It was really the last piece, this ada
gio.. . They were the last musical tones
that reached the dying monarch's ears.
riOfTtf DflliLiES, Wash.
..... In the .last two weeks, large sales of lots
have been made at Portland; Tacoma, Forest
Grove, McMinnville and The Dalles:;; All
are satisfied that - - . -. v:
Is now the place for investment. New Man
ufactories are to be added and large improve
ments made. The next 90 days will be im
portant ones for this new city.
Call at the office of the
in the West.
- The New
Boot and Shoe
Chemical . :
Interstate. Investment Co.,
72 Washington St., PORTLAND, Or.
O. D. TAYLOR, THE DALLES, Or.
: DEALERS IN
and Fancy Croceries,
Hay, Grain and Feed.
w e believe it isthe railroad engineer
wno wnisiies at nis wont.
A man's heart is blamed for lots of
things for which his liver is responsible.
Gheap Express, Wagons flos. 1 and 2.
Orders left at the Stcre willj-eceive prompt attention.
Trunks and Packages delivered to any part of the City.
Wagons always on hand when Trains or Boat arrives.
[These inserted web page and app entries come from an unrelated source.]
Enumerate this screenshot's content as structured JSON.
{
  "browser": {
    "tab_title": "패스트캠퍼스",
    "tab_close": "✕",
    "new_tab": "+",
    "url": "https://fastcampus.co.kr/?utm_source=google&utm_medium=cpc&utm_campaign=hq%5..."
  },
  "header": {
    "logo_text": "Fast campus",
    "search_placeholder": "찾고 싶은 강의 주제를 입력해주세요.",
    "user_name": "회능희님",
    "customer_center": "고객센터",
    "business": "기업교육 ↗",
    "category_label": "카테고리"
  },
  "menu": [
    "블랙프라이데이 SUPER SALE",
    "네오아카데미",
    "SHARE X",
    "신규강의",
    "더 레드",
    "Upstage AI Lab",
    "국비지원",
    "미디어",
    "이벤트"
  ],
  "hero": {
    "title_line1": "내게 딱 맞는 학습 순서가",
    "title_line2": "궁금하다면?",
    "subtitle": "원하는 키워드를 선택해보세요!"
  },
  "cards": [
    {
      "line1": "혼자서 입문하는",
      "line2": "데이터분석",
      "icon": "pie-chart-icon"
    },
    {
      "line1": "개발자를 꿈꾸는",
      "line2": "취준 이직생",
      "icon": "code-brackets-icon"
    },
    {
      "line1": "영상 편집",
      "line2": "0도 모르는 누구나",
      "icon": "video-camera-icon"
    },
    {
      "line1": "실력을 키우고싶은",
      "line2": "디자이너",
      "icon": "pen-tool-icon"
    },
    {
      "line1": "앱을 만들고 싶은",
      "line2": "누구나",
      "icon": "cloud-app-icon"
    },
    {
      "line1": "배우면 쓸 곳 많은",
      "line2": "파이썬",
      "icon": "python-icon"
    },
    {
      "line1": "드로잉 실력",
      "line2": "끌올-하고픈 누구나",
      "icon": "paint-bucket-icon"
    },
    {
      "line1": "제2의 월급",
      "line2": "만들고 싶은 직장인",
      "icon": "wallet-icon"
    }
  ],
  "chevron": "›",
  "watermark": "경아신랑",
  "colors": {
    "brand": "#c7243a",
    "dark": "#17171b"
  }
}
No. 122 Cor. Washington and Third. Sts. .
pine Cigars and Tobacco
Pipes, Cigarettes and Smokers' Notions.
109 Second St., The Dalles.
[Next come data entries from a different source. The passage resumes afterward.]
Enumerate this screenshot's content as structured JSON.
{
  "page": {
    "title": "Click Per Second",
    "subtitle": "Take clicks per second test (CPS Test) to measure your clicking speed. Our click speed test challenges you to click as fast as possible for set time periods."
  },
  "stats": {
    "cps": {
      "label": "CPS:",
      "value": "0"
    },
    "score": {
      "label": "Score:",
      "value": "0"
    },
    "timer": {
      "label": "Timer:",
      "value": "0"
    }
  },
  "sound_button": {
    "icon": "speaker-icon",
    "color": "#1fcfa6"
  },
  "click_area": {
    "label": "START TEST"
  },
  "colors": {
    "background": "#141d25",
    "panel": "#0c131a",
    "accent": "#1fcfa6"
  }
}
MANUFACTURERS AND DEALERS IN
Undertakers and Embalmers.
NO. 166 SECOND STREET.
-S I. O. NICKELSEN,
The Story of Sergt. Jasper.
In the "Year Book" of Mayor Bryan,
of , Charleston, S. C, extracts are pub
lished from the diary of Capt. Barnard
Elliott, a soldier of the olden time. In
cluded is "the true story" of Sergt. Jas
per and his famous "Don't let us fight
without a flag." In the battle of Fort
Moultrie the story runs thus, according
to Capt. Elliott:
.-- "The flagstaff being . shot down, and
the staff falling . to the ground in the
heat of battle, Jasper called to his
" 'Colonel, don't let us fight without
" 'How can you . help it? replied the
colonel; .'the staff is gone.'
. " 'Then I will replace it, said John,
upon which he leaped over the wall,
took the nag and tied it to a sponge staff,
and stuck it upon the merlon of the bas
tion near the enemy, gave three huzzas
in the dangerous place he stood, and re
tired to tiis gun, where he fought with
his gallant company to the end of the
battle." . - - -
Three Hundred Dollars m Drop.
In one of the cellars of the Rathskeller
at Bremen are twelve large cases of wine,
each bearing the ' name of one of the
twelve apostles. They contain the famous
" Rosen wein," which was deposited in the
cellar named in 1624. At the time the
wine was put in the cellar it was worth
500 rix dollars per case, each case com
prising 204 bottles.' Taking all expenses
into account and compounding the in
terest, a single glass of that wine today
(say one-eighth of a bottle), would be
worth $300,000, or about $300 a drop!
St. Louis Republic
BOOKS AND MUSIC.
Cor. of TM aM fasMnston Sts, Tne Dalles, Oregon.
H. C. NIE
Clothier and Tailor,
17a t5 apd Qap5, Jrunl, ilalises,
and Shoes, 23to.
CORNER OF SECOND AND WASHINGTON STS., THE DALLES, OREGON.
: For the Best Brands and Purest Quality of Wines and Liquors, go to :-
6le$ale : Ijcjuor : Dealer,
117 SECOND ST. THE DALLES, OR.